Without breaking down every snack and naming them by brand, we are happy to say that the snacks in the Paleo Pax box have nutritional value and provide healthy alternatives to convenience food like chips, snack cakes, and crackers. It is so easy to gorge on those foods, and some of us have stared down an empty box without realizing it was happening. One thing Paleo Pax excels at is portion control. If you want your box to last all month, or whatever, there’s no way not to see exactly how much you have eaten and how much is left.
The Paleo Pac business model is to buy bulk products from the makers, earning themselves a discount so they can distribute the products through their boxes. Paleo Pax does not make any products. If you bought all the snacks in a typical box on your own, you would end up spending more money. This is partly because not all the products are available in single servings for non-business customers. Letting Paleo Pax gather the snacks, too, is a huge time saver and sampling the goods can help you find new products that will become favorites.

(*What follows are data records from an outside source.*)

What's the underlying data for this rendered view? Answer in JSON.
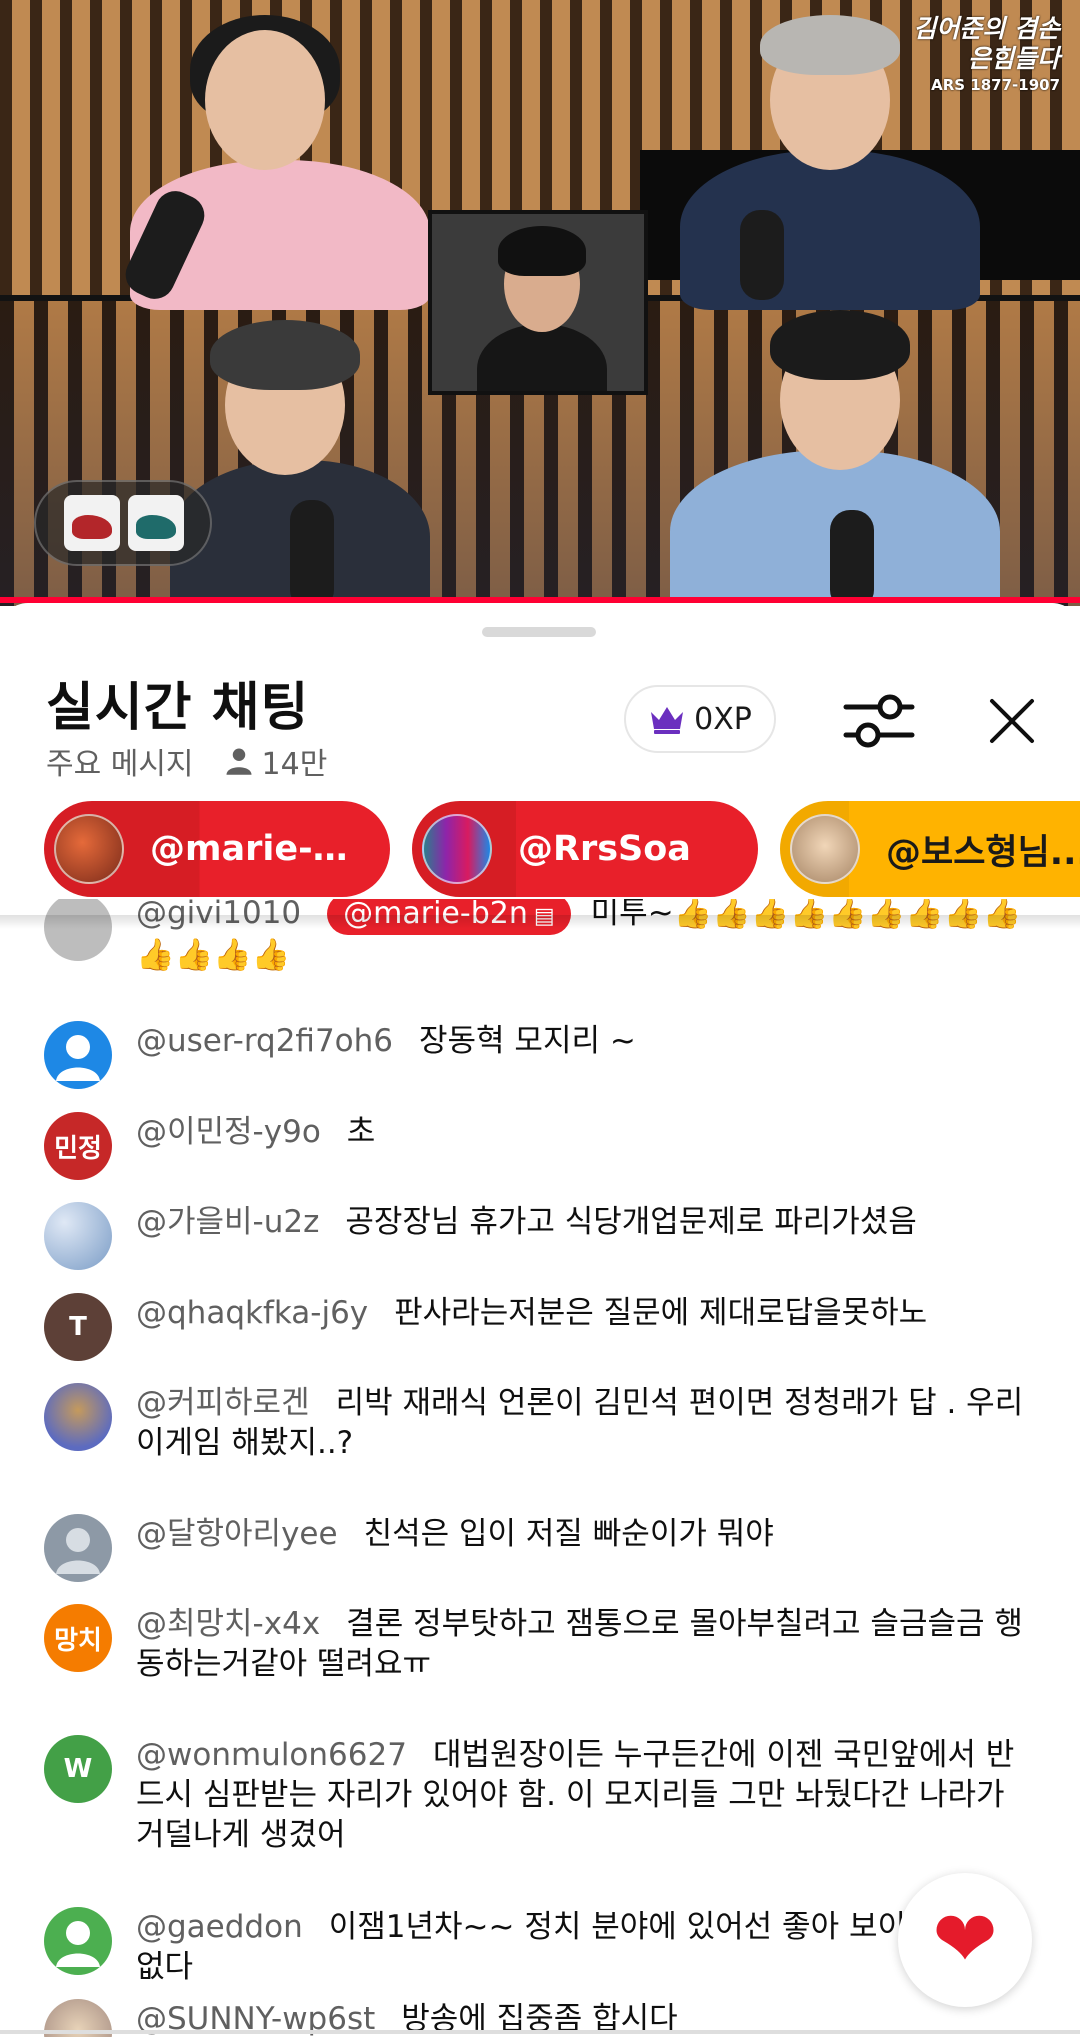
{
  "video": {
    "logo_line1": "김어준의 겸손은힘들다",
    "logo_line2": "ARS 1877-1907"
  },
  "chat": {
    "title": "실시간 채팅",
    "filter_label": "주요 메시지",
    "viewer_count": "14만",
    "xp_label": "0XP",
    "pinned": [
      {
        "name": "@marie-b...",
        "color": "#e8202a"
      },
      {
        "name": "@RrsSoa",
        "color": "#e8202a"
      },
      {
        "name": "@보스형님...",
        "color": "#ffb300"
      }
    ],
    "messages": [
      {
        "author": "@givi1010",
        "mention": "@marie-b2n",
        "text": "미투~👍👍👍👍👍👍👍👍👍👍👍👍👍",
        "avatar_text": "",
        "avatar_color": "#bdbdbd"
      },
      {
        "author": "@user-rq2fi7oh6",
        "text": "장동혁 모지리 ~",
        "avatar_text": "",
        "avatar_color": "#1e88e5"
      },
      {
        "author": "@이민정-y9o",
        "text": "초",
        "avatar_text": "민정",
        "avatar_color": "#c62828"
      },
      {
        "author": "@가을비-u2z",
        "text": "공장장님 휴가고 식당개업문제로 파리가셨음",
        "avatar_text": "",
        "avatar_color": "#7a9cc6"
      },
      {
        "author": "@qhaqkfka-j6y",
        "text": "판사라는저분은 질문에 제대로답을못하노",
        "avatar_text": "T",
        "avatar_color": "#5d4037"
      },
      {
        "author": "@커피하로겐",
        "text": "리박 재래식 언론이 김민석 편이면 정청래가 답 . 우리 이게임 해봤지..?",
        "avatar_text": "",
        "avatar_color": "#5c6bc0"
      },
      {
        "author": "@달항아리yee",
        "text": "친석은 입이 저질 빠순이가 뭐야",
        "avatar_text": "",
        "avatar_color": "#8d99a6"
      },
      {
        "author": "@최망치-x4x",
        "text": "결론 정부탓하고 잼통으로 몰아부칠려고 슬금슬금 행동하는거같아 떨려요ㅠ",
        "avatar_text": "망치",
        "avatar_color": "#f57c00"
      },
      {
        "author": "@wonmulon6627",
        "text": "대법원장이든 누구든간에 이젠 국민앞에서 반드시 심판받는 자리가 있어야 함. 이 모지리들 그만 놔뒀다간 나라가 거덜나게 생겼어",
        "avatar_text": "W",
        "avatar_color": "#43a047"
      },
      {
        "author": "@gaeddon",
        "text": "이잼1년차~~ 정치 분야에 있어선 좋아 보이는게 없다",
        "avatar_text": "",
        "avatar_color": "#4caf50"
      },
      {
        "author": "@SUNNY-wp6st",
        "text": "방송에 집중좀 합시다",
        "avatar_text": "",
        "avatar_color": "#a1887f"
      }
    ]
  },
  "fab": {
    "icon": "heart-icon",
    "color": "#e51b2b"
  }
}
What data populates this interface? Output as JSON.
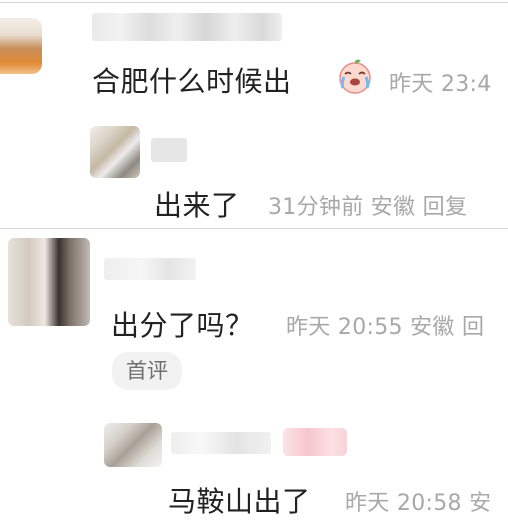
{
  "comment1": {
    "text": "合肥什么时候出",
    "emoji": "crying-face-emoji",
    "meta": "昨天 23:4"
  },
  "reply1": {
    "text": "出来了",
    "meta": "31分钟前  安徽  回复"
  },
  "comment2": {
    "text": "出分了吗？",
    "meta": "昨天 20:55 安徽  回",
    "badge": "首评"
  },
  "reply2": {
    "text": "马鞍山出了",
    "meta": "昨天 20:58 安"
  }
}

Paleo Pax even partners with the snack providers to offer promo codes for when you purchase something you first found in a Paleo Pax monthly box.
In addition to having no gluten, grain, or dairy components, Paleo Pax box components contain no artificial sweeteners. The company offers free shipping.
Worth The Cash?
The only medically diagnosable and treatable condition associated with gluten is a serious illness called celiac disease. When individuals that have celiac disease eat anything that contains gluten, their body, or more importantly, their entire immune system goes into hyperdrive because it actually believes it's being attacked. The immune system defends itself by attacking the person's small intestine. Symptoms include bowel pain, indigestion, and sometimes a negative impact on one’s mood. People with celiac disease are severely limited in what they can eat, especially in the United States where bread and grains make up so much of our diet.
While celiac disease happens to be very real and serious, there is no such thing as a gluten allergy. The mistake many of us make is confusing gluten with wheat. Wheat is a grain ingredient used in bread, certain snack bars and cereals, and many baked goods. Wheat is not the same as gluten--gluten is a protein that naturally occurs in wheat. It is responsible for giving foods like bread and pancakes a coherent structure.
While nobody is allergic to gluten, many of us are allergic to wheat. Conflating the two is misleading and a bit irresponsible, and could actually put a customer’s health at risk if they are not educated about the difference. While the statement is not a deal-breaker to us, it does make us wonder how much time Paleo Pax staff spent researching the individual products in the boxes.
Customers may also associate gluten insensitivity with an allergic reaction. But in reality, medical science has not been able to establish a link between gluten and the collection of symptoms commonly labeled gluten insensitivity. People with celiac disease, a treatable condition, are the ones most at risk from foods containing gluten.